▶ [Exercise description]: The entries that follow must be given again exactly, with no pictures kept.

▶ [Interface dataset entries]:
++++++++

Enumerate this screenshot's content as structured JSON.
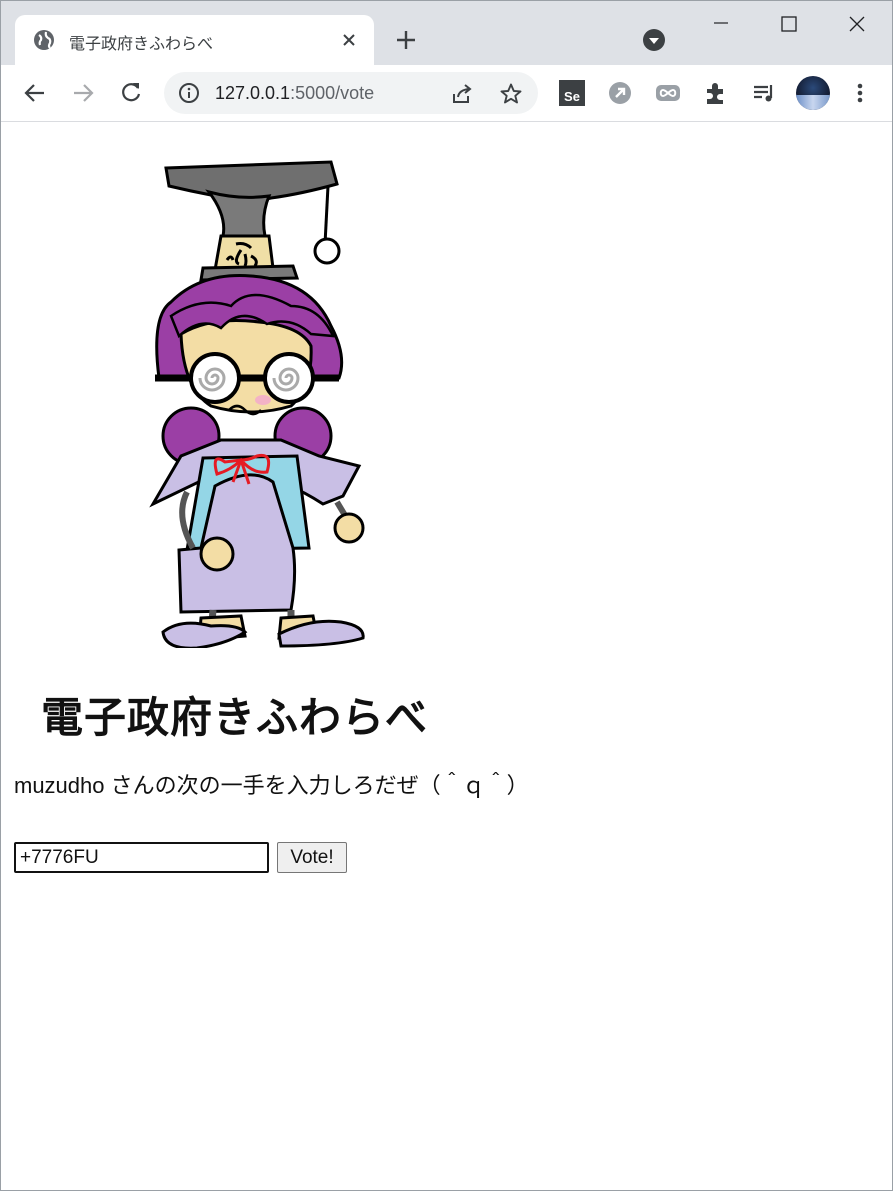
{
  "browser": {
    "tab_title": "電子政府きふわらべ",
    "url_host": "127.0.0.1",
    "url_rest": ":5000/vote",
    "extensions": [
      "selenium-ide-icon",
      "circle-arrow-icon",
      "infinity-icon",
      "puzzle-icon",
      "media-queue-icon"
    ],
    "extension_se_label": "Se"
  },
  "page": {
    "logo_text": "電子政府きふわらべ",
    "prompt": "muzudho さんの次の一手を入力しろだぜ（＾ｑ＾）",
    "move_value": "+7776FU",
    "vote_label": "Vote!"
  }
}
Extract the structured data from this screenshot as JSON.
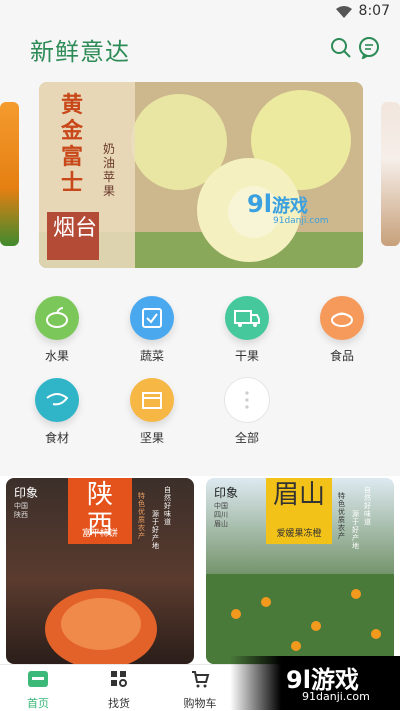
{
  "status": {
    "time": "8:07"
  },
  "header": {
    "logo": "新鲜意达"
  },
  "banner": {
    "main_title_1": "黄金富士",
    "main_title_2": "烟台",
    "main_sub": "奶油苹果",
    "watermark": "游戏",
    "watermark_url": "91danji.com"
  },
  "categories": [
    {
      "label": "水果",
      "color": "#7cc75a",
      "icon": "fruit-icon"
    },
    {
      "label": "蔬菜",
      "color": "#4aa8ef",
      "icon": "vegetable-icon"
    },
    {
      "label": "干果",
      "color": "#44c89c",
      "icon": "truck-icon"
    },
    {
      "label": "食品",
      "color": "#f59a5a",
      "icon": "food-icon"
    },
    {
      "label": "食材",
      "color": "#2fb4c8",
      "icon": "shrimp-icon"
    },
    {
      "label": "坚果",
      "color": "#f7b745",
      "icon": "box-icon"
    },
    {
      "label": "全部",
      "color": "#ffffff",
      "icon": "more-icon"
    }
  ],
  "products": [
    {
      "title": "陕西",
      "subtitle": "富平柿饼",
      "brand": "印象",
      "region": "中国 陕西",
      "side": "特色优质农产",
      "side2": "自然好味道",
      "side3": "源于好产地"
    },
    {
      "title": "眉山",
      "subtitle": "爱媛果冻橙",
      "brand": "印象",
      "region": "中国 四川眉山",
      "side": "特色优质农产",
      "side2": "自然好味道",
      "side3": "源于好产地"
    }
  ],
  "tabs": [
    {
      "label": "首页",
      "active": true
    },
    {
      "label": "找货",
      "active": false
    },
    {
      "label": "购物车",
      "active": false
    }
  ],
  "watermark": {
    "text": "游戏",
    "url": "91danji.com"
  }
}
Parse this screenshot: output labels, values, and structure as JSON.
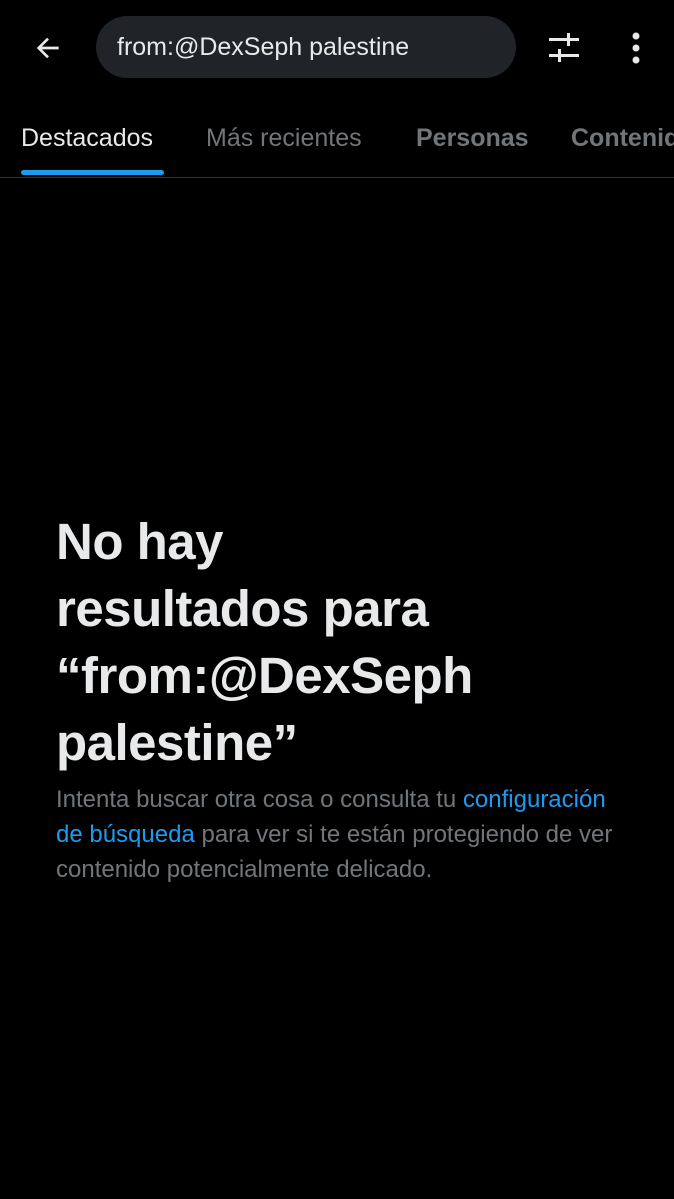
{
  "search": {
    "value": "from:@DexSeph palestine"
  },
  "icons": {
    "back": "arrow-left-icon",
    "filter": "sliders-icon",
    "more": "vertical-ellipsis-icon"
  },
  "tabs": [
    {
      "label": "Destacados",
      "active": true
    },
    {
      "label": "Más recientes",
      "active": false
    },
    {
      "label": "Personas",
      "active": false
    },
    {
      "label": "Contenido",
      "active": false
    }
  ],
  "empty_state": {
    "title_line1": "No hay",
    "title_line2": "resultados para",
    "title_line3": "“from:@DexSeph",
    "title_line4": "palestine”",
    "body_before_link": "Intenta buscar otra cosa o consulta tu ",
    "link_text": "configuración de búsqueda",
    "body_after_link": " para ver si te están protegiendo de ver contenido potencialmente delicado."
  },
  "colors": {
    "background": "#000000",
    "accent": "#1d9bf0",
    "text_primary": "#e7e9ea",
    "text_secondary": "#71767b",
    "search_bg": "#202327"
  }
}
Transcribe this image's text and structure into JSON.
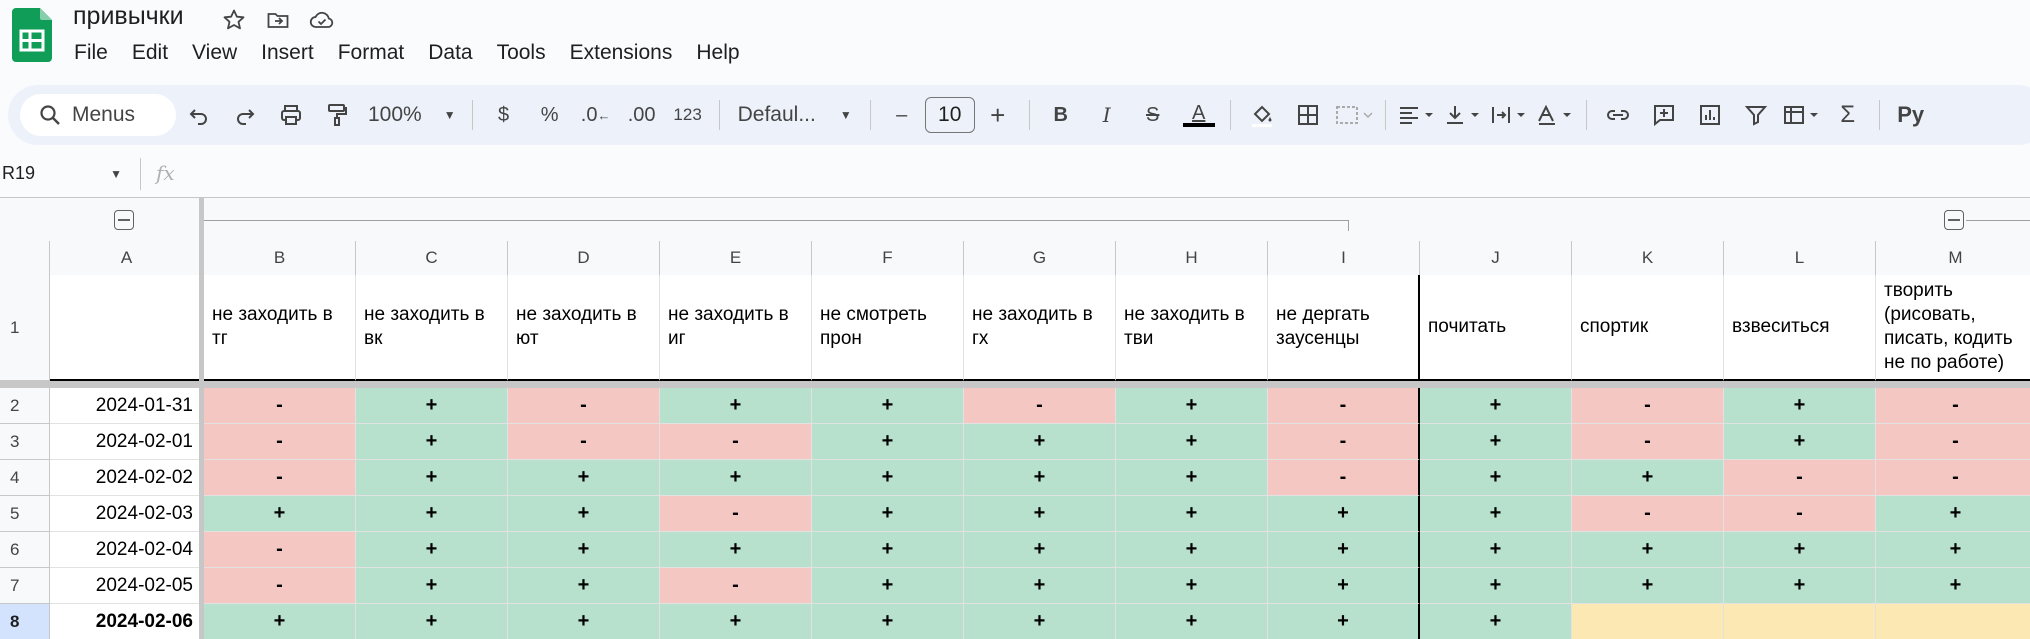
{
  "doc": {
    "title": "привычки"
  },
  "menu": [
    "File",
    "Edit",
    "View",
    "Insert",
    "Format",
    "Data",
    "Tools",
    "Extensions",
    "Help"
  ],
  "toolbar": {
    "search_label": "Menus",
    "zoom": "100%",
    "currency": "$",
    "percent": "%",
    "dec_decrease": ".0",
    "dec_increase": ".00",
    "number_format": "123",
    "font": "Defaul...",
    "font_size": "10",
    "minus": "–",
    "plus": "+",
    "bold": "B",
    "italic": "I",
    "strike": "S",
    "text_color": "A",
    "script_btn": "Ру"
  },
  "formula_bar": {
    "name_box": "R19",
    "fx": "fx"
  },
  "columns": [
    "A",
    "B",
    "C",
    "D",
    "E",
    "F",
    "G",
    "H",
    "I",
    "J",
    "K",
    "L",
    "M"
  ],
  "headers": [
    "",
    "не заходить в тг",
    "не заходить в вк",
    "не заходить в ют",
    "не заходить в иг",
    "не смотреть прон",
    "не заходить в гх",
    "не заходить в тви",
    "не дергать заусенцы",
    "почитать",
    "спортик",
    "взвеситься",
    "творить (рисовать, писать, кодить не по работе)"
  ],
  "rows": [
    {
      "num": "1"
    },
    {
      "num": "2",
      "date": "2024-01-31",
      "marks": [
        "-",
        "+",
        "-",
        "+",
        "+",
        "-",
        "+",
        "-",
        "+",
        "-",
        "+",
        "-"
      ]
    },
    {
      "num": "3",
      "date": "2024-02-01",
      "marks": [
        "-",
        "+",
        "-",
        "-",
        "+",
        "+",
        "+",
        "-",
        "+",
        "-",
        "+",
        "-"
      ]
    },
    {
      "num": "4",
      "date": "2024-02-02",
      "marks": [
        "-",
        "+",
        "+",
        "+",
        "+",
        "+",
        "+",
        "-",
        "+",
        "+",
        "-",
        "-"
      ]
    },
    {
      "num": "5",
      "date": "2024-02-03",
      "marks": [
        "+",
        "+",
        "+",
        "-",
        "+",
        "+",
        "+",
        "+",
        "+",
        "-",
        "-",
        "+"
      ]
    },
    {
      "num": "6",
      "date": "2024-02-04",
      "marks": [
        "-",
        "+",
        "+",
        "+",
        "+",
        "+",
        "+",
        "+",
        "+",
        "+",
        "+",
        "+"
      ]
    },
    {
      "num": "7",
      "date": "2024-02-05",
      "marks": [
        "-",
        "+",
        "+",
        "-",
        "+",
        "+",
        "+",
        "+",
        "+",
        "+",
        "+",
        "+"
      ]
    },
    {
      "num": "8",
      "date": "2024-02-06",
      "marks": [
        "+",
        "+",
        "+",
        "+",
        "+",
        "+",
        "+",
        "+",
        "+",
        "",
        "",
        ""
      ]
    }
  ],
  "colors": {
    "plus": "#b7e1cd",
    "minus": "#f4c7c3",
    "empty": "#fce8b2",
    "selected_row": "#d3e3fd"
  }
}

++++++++

▶ [Solution to the problem]:
Enumerate this screenshot's content as structured JSON.
{
  "browser": {
    "tab_title": "電子政府きふわらべ",
    "url_host": "127.0.0.1",
    "url_rest": ":5000/vote",
    "extensions": [
      "selenium-ide-icon",
      "circle-arrow-icon",
      "infinity-icon",
      "puzzle-icon",
      "media-queue-icon"
    ],
    "extension_se_label": "Se"
  },
  "page": {
    "logo_text": "電子政府きふわらべ",
    "prompt": "muzudho さんの次の一手を入力しろだぜ（＾ｑ＾）",
    "move_value": "+7776FU",
    "vote_label": "Vote!"
  }
}
Extract the structured data from this screenshot as JSON.
{
  "status": {
    "time": "8:07"
  },
  "header": {
    "logo": "新鲜意达"
  },
  "banner": {
    "main_title_1": "黄金富士",
    "main_title_2": "烟台",
    "main_sub": "奶油苹果",
    "watermark": "游戏",
    "watermark_url": "91danji.com"
  },
  "categories": [
    {
      "label": "水果",
      "color": "#7cc75a",
      "icon": "fruit-icon"
    },
    {
      "label": "蔬菜",
      "color": "#4aa8ef",
      "icon": "vegetable-icon"
    },
    {
      "label": "干果",
      "color": "#44c89c",
      "icon": "truck-icon"
    },
    {
      "label": "食品",
      "color": "#f59a5a",
      "icon": "food-icon"
    },
    {
      "label": "食材",
      "color": "#2fb4c8",
      "icon": "shrimp-icon"
    },
    {
      "label": "坚果",
      "color": "#f7b745",
      "icon": "box-icon"
    },
    {
      "label": "全部",
      "color": "#ffffff",
      "icon": "more-icon"
    }
  ],
  "products": [
    {
      "title": "陕西",
      "subtitle": "富平柿饼",
      "brand": "印象",
      "region": "中国 陕西",
      "side": "特色优质农产",
      "side2": "自然好味道",
      "side3": "源于好产地"
    },
    {
      "title": "眉山",
      "subtitle": "爱媛果冻橙",
      "brand": "印象",
      "region": "中国 四川眉山",
      "side": "特色优质农产",
      "side2": "自然好味道",
      "side3": "源于好产地"
    }
  ],
  "tabs": [
    {
      "label": "首页",
      "active": true
    },
    {
      "label": "找货",
      "active": false
    },
    {
      "label": "购物车",
      "active": false
    }
  ],
  "watermark": {
    "text": "游戏",
    "url": "91danji.com"
  }
}
Parse this screenshot: output labels, values, and structure as JSON.
{
  "search": {
    "value": "from:@DexSeph palestine"
  },
  "icons": {
    "back": "arrow-left-icon",
    "filter": "sliders-icon",
    "more": "vertical-ellipsis-icon"
  },
  "tabs": [
    {
      "label": "Destacados",
      "active": true
    },
    {
      "label": "Más recientes",
      "active": false
    },
    {
      "label": "Personas",
      "active": false
    },
    {
      "label": "Contenido",
      "active": false
    }
  ],
  "empty_state": {
    "title_line1": "No hay",
    "title_line2": "resultados para",
    "title_line3": "“from:@DexSeph",
    "title_line4": "palestine”",
    "body_before_link": "Intenta buscar otra cosa o consulta tu ",
    "link_text": "configuración de búsqueda",
    "body_after_link": " para ver si te están protegiendo de ver contenido potencialmente delicado."
  },
  "colors": {
    "background": "#000000",
    "accent": "#1d9bf0",
    "text_primary": "#e7e9ea",
    "text_secondary": "#71767b",
    "search_bg": "#202327"
  }
}
Transcribe this image's text and structure into JSON.
{
  "doc": {
    "title": "привычки"
  },
  "menu": [
    "File",
    "Edit",
    "View",
    "Insert",
    "Format",
    "Data",
    "Tools",
    "Extensions",
    "Help"
  ],
  "toolbar": {
    "search_label": "Menus",
    "zoom": "100%",
    "currency": "$",
    "percent": "%",
    "dec_decrease": ".0",
    "dec_increase": ".00",
    "number_format": "123",
    "font": "Defaul...",
    "font_size": "10",
    "minus": "–",
    "plus": "+",
    "bold": "B",
    "italic": "I",
    "strike": "S",
    "text_color": "A",
    "script_btn": "Ру"
  },
  "formula_bar": {
    "name_box": "R19",
    "fx": "fx"
  },
  "columns": [
    "A",
    "B",
    "C",
    "D",
    "E",
    "F",
    "G",
    "H",
    "I",
    "J",
    "K",
    "L",
    "M"
  ],
  "headers": [
    "",
    "не заходить в тг",
    "не заходить в вк",
    "не заходить в ют",
    "не заходить в иг",
    "не смотреть прон",
    "не заходить в гх",
    "не заходить в тви",
    "не дергать заусенцы",
    "почитать",
    "спортик",
    "взвеситься",
    "творить (рисовать, писать, кодить не по работе)"
  ],
  "rows": [
    {
      "num": "1"
    },
    {
      "num": "2",
      "date": "2024-01-31",
      "marks": [
        "-",
        "+",
        "-",
        "+",
        "+",
        "-",
        "+",
        "-",
        "+",
        "-",
        "+",
        "-"
      ]
    },
    {
      "num": "3",
      "date": "2024-02-01",
      "marks": [
        "-",
        "+",
        "-",
        "-",
        "+",
        "+",
        "+",
        "-",
        "+",
        "-",
        "+",
        "-"
      ]
    },
    {
      "num": "4",
      "date": "2024-02-02",
      "marks": [
        "-",
        "+",
        "+",
        "+",
        "+",
        "+",
        "+",
        "-",
        "+",
        "+",
        "-",
        "-"
      ]
    },
    {
      "num": "5",
      "date": "2024-02-03",
      "marks": [
        "+",
        "+",
        "+",
        "-",
        "+",
        "+",
        "+",
        "+",
        "+",
        "-",
        "-",
        "+"
      ]
    },
    {
      "num": "6",
      "date": "2024-02-04",
      "marks": [
        "-",
        "+",
        "+",
        "+",
        "+",
        "+",
        "+",
        "+",
        "+",
        "+",
        "+",
        "+"
      ]
    },
    {
      "num": "7",
      "date": "2024-02-05",
      "marks": [
        "-",
        "+",
        "+",
        "-",
        "+",
        "+",
        "+",
        "+",
        "+",
        "+",
        "+",
        "+"
      ]
    },
    {
      "num": "8",
      "date": "2024-02-06",
      "marks": [
        "+",
        "+",
        "+",
        "+",
        "+",
        "+",
        "+",
        "+",
        "+",
        "",
        "",
        ""
      ]
    }
  ],
  "colors": {
    "plus": "#b7e1cd",
    "minus": "#f4c7c3",
    "empty": "#fce8b2",
    "selected_row": "#d3e3fd"
  }
}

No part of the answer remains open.